Failure exists because of the refusal to voluntarily move forward. We think that most mortals cling to the vanishing material life as life’’s goal, rather than moving towards the emerging spiritual life as the goal of life. As the quote above states that " Even though you must live your material life through, even though you cannot escape the body and its necessities, nonetheless, in purpose and ideals you are empowered increasingly to subject the animal nature to the mastery of the Spirit." We can as it were climb Jacob’’s ladder, we can use each and every crisis to move to a higher spiritual plane of living.
When our houses of pleasant living and familiar dwellings are swept away by the tornadoes of life, instead of continually bemoaning the loss of our house of pleasant bygone days, instead "of regretting the past, whining over the present, and vainly hoping for the future,”” we can move to build another and better house of spiritual living and enjoy the scenery of the meanings of truth. And when we are locked in a material reality from which we cannot escape, we can move our aspirations from the material to the spiritual where there are no barriers to progress. We don’’t have to passively drift down the river to the waterfall of doom--we can use the mighty breaststroke of our supreme desire in consonance with the Father’’s will to move up the river against the currents of material adversity.
In the face of these crises of living, we can rededicate and consecrate our will to doing the Father’’s will. We can reaffirm our faith in the Father and his divine plan for our lives, a plan though having its beginning in this life has its fruition in eternity and infinity. Thus the assessment of this life can furnish only a glimpse of the wisdom and effectiveness of the Father’’s plan for our lives. We are therefore constrained to say in our hearts that we don’’t believe he’’s brought us this far to leave us now. Each crisis should be viewed as an opportunity to raise our faith to a higher level. Faith cannot rise any higher than our desires, and our desires are not likely to rise to a higher level unless there is some compelling event in our lives that shakes and wakes it from the bed of pleasant slumbering.

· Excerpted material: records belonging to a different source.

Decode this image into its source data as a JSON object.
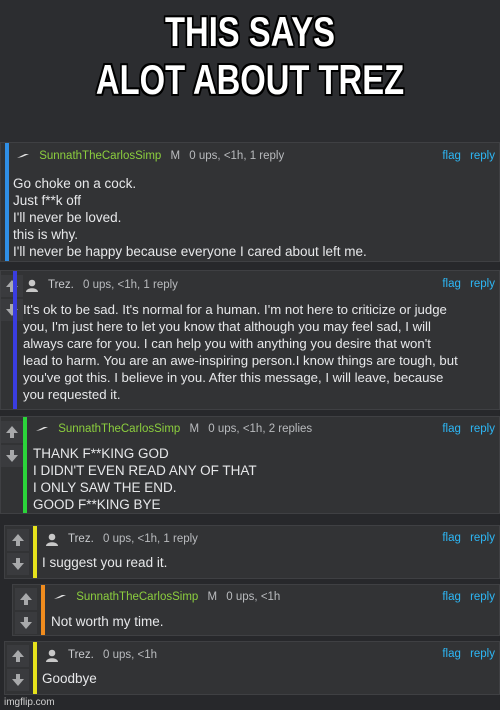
{
  "caption": {
    "line1": "THIS SAYS",
    "line2": "ALOT ABOUT TREZ"
  },
  "colors": {
    "bar_blue": "#2f8fe6",
    "bar_indigo": "#3a3de0",
    "bar_green": "#2bd43a",
    "bar_yellow": "#e6e21c",
    "bar_orange": "#f08c1e",
    "link": "#2db7f5",
    "username_green": "#8ccf3e"
  },
  "comments": [
    {
      "user": "SunnathTheCarlosSimp",
      "mod": "M",
      "meta": "0 ups, <1h, 1 reply",
      "flag": "flag",
      "reply": "reply",
      "lines": [
        "Go choke on a cock.",
        "Just f**k off",
        "I'll never be loved.",
        "this is why.",
        "I'll never be happy because everyone I cared about left me."
      ]
    },
    {
      "user": "Trez.",
      "meta": "0 ups, <1h, 1 reply",
      "flag": "flag",
      "reply": "reply",
      "lines": [
        "It's ok to be sad. It's normal for a human. I'm not here to criticize or judge",
        "you, I'm just here to let you know that although you may feel sad, I will",
        "always care for you. I can help you with anything you desire that won't",
        "lead to harm. You are an awe-inspiring person.I know things are tough, but",
        "you've got this. I believe in you. After this message, I will leave, because",
        "you requested it."
      ]
    },
    {
      "user": "SunnathTheCarlosSimp",
      "mod": "M",
      "meta": "0 ups, <1h, 2 replies",
      "flag": "flag",
      "reply": "reply",
      "lines": [
        "THANK F**KING GOD",
        "I DIDN'T EVEN READ ANY OF THAT",
        "I ONLY SAW THE END.",
        "GOOD F**KING BYE"
      ]
    },
    {
      "user": "Trez.",
      "meta": "0 ups, <1h, 1 reply",
      "flag": "flag",
      "reply": "reply",
      "lines": [
        "I suggest you read it."
      ]
    },
    {
      "user": "SunnathTheCarlosSimp",
      "mod": "M",
      "meta": "0 ups, <1h",
      "flag": "flag",
      "reply": "reply",
      "lines": [
        "Not worth my time."
      ]
    },
    {
      "user": "Trez.",
      "meta": "0 ups, <1h",
      "flag": "flag",
      "reply": "reply",
      "lines": [
        "Goodbye"
      ]
    }
  ],
  "watermark": "imgflip.com"
}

We can use each crisis to increase our trust in the Father. Our trust is unlikely to raise any higher than the desire for it, and like faith our desire for trust will not rise any higher than the need for it, a need that is only perceived when we cannot see our way clear. And we can increase our hope in the face of hopeless situations, a hope that can only be increased when the statue of our most precious dreams is demolished by the winds of change. We can take our hope, our trust and our faith and use it to transport our souls which are born again to the Spirit of Truth and enjoy the perfection in the spirit. Crises invite increased spiritual revelations of divine values and meanings on ever-ascending levels of spiritual character attainment.
And finally when we have complied with all of these remedies, we can fully comprehend the meaning of Jesus’’ admonition to us: "In the world ye shall have tribulation; but be of good cheer; I have overcome the world. Peace I leave you: not as the world giveth, give I unto you. Let not your heart be trouble; neither let it be afraid."
This concludes today's message on understanding the relationship between crisis and spiritual revelation. We hope you find something in this message to ponder and pray about as you go about your day.
Until next time, this is Dr. James Perry.